Expose your local web server to the internet with ngrok
FreeClimb requires a public web address to your application. For test projects, you can connect your local machine to a public address using ngrok, a command-line tool to route traffic.
First, start a web server in your project directory with the following command:
php -S 0.0.0.0:8080
The command starts the webserver on port 8080. If that port is blocked or unavailable for any reason, you can try another port number. In that case, make sure to replace 8080 with your custom port throughout this guide.
When your webserver is running, you can go to http://localhost:8080/hello.php in your browser to access the application and see your PerCL script. There's one caveat, though: you're the only one who can access your local web server. The best way to let others on the internet, like the FreeClimb platform (which is obviously outside your local network), access your computer are tunneling services like ngrok. With ngrok, you get a public, shareable URL to your local machine.
Go to the ngrok website and download the tool. You can optionally sign up for a free account to unlock additional functionality, but you should be good to go for this Quickstart even without an account.
To start ngrok and open a tunnel to your HTTP server on port 8080, run the following command:
ngrok http 8080
After establishing the forwarding tunnel, ngrok shows you the public URL in its console output; it typically ends with
.ngrok.io. Select and copy that URL, as you'll need it in the next step.
Connect your application's URL to FreeClimb
Go back to your FreeClimb dashboard and click on Applications. Then, go to Edit Config next to the application you assigned to your FreeClimb number.

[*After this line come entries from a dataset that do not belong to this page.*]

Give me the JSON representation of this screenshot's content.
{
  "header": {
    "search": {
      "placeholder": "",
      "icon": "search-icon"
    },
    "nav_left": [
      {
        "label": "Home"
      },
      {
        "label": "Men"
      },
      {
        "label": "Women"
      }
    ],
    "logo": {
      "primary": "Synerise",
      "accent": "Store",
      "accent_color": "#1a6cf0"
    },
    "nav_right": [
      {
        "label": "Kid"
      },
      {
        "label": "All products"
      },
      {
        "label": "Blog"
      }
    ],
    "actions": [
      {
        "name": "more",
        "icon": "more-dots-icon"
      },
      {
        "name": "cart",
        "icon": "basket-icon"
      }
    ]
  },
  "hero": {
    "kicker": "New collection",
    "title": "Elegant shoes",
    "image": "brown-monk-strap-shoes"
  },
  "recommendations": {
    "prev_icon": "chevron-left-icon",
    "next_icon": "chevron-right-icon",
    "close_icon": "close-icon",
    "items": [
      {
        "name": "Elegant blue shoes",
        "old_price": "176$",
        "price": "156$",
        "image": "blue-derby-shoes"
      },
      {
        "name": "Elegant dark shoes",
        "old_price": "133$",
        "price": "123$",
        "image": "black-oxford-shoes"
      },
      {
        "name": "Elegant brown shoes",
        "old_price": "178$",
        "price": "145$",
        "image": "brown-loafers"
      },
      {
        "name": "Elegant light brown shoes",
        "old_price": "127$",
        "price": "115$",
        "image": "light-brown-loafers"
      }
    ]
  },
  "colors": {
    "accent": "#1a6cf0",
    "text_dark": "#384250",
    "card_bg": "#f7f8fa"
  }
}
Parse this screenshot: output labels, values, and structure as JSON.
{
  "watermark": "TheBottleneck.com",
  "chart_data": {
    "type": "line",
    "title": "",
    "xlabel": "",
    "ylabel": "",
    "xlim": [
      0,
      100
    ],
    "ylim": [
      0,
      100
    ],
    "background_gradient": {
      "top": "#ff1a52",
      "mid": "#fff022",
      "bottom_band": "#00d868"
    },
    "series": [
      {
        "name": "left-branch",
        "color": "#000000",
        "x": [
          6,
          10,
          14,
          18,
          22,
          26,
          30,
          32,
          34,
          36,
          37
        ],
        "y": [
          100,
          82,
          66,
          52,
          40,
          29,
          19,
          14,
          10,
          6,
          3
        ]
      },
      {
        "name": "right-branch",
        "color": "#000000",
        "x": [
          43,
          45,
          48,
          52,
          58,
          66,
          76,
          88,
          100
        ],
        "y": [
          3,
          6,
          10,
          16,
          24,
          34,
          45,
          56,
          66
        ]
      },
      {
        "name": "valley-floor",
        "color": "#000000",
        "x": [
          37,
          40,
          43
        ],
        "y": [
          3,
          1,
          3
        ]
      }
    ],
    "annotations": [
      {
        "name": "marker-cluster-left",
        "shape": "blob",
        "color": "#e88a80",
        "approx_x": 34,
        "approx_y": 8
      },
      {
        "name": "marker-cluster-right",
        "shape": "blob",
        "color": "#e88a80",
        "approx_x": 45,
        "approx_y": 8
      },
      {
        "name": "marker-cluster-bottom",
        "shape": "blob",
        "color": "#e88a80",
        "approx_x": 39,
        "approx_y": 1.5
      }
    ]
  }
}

You only need to fill in the "Voice URL". All other fields can be left blank. Your voice URL is that ngrok forward URL suffixed by the PHP file which contains your application. Combined, your URL should look similar to
https://tunnel-id.ngrok.io/hello.php. Save your changes with the Update button.
Congratulations, your application is ready for testing!
How FreeClimb answers voice calls
- An external call comes in to a registered FreeClimb number.
- FreeClimb knows the Application associated with that number.
- FreeClimb makes a POST request to the voiceURL in that App’s configuration.
- The Application responds with a PerCL script to play a message to the caller.
- FreeClimb processes the PerCL and plays the message to the caller.
Test your application
To test your application, take your phone and dial your FreeClimb number. Keep your console window where ngrok is running open, and you should see the incoming request.
Your application works if you can hear "Welcome to the FreeClimb SDK!" over the phone. Excellent, you've done it! Feel free to explore our documentation and extend your application.
If you couldn't hear the output but can see the incoming request in the console, there's likely a problem with your PHP implementation. Please double-check your code.
If you couldn't hear the output and you can't even see the incoming request in the console, your configuration on the FreeClimb dashboard isn't accurate. Please double-check that the URL is the correct one and the proper application is associated with the number.
To confirm your requests, you can review the logs within the FreeClimb dashboard.
Reach out to our support if you need additional help in getting the tutorial to work. We’ll be happy to answer your questions.
Explore the possibilities with FreeClimb
FreeClimb apps can be upgraded with a wide range of functionality. A few pointers to help you explore from here:
- FreeClimb meets industry standards for handling sensitive user data, including HIPAA.
- FreeClimb also enables outbound calling, SMS functionality, and conferencing to connect multiple live callers, and we have guides and sample applications covering many use cases.
FreeClimb is highly scalable and reliable, and is built on a proven platform. While setting up a simple voice application is straightforward, it is the first step towards building an application that can reliably handle large volumes of telephone calls and increasingly complex business logic for managing those calls.
Updated 11 months ago